Local union president says more security is still needed for workers and passengers

Local union president says more security is still needed for workers and passengers.

City issues call for last safety barriers for Saskatoon buses

The city is moving to finish installing protective barriers for drivers on Saskatoon buses.

“It couldn’t come any sooner,” said Darcy Pederson, president of Amalgamated Transit Union Local 615, which represents city transit workers.

Council approved a phased-in program in 2020 to install security barriers fitted with safety glass in all city buses, after years of pleas from the union over concerns about assaults against drivers. At that time, the cost to outfit the entire fleet was pegged at around $2.9 million. Drivers have also previously panned vinyl shields installed in response to COVID-19, suggesting these were of limited protective value and could obstruct sight lines.

“It’s a gratifying feeling,” Pederson said of finally having the last of the city’s buses set to be equipped with driver security doors. “It makes me feel good that our members are out there, that they’re safe, they’re being protected and city council’s looking out for them.”

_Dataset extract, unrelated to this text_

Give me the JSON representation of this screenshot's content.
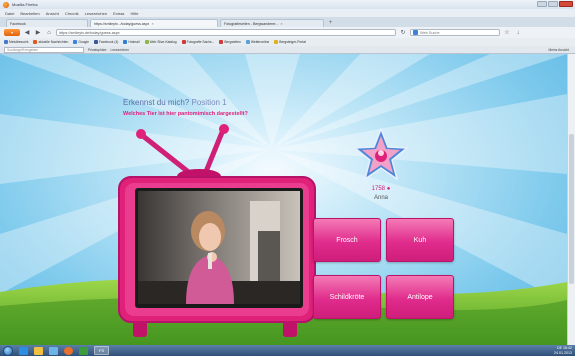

The first phase of installations on 47 buses is almost complete. A request for quotations set to close at the end of the month is looking for a company to purchase and install barriers on the city’s remaining 79 buses.

A city spokeswoman said she couldn’t provide specifics, such as an updated cost estimate, while the bidding remains open.

Pederson suggested the barriers will likely be removable from older buses and re-installed in new ones as they’re brought into service, particularly if the city sticks with its current suppliers of vehicles. The city was unable to confirm whether this will be the case, again citing the open bidding process.

While the completion of the barrier project will wrap up a safety priority for the ATU, Pederson repeated a call for some sort of added security presence for Transit. He said this is needed to supplement the de-escalation training provided to drivers for dealing with unruly passengers or other potentially dangerous situations.

“I don’t want to call it ‘police.’ But ‘fare enforcement,’ or ‘security?’ I’m not sure what it would be called. Just somebody out there to patrol the buses, the downtown terminal and the area around there; it’s getting quite dangerous,” he said.

Ward 3 Coun. David Kirton earlier this year said he felt bus drivers weren’t getting enough support as they’ve too often found themselves bearing the brunt of homelessness, mental health and addictions crises that have exploded during the COVID-19 pandemic.

He ended up withdrawing a motion put forward in July to have the city administration explore a transit security program for Saskatoon. At the time, several members of council said they weren’t comfortable discussing security options without first seeing a more thorough assessment of the issue of bus driver and passenger safety.

Council is expected to pick the issue up again at some point in the next few months, when city staff present a report with data on safety incidents on buses and at Saskatoon Transit facilities.

City issues call for last safety barriers for Saskatoon buses | The Star Phoenix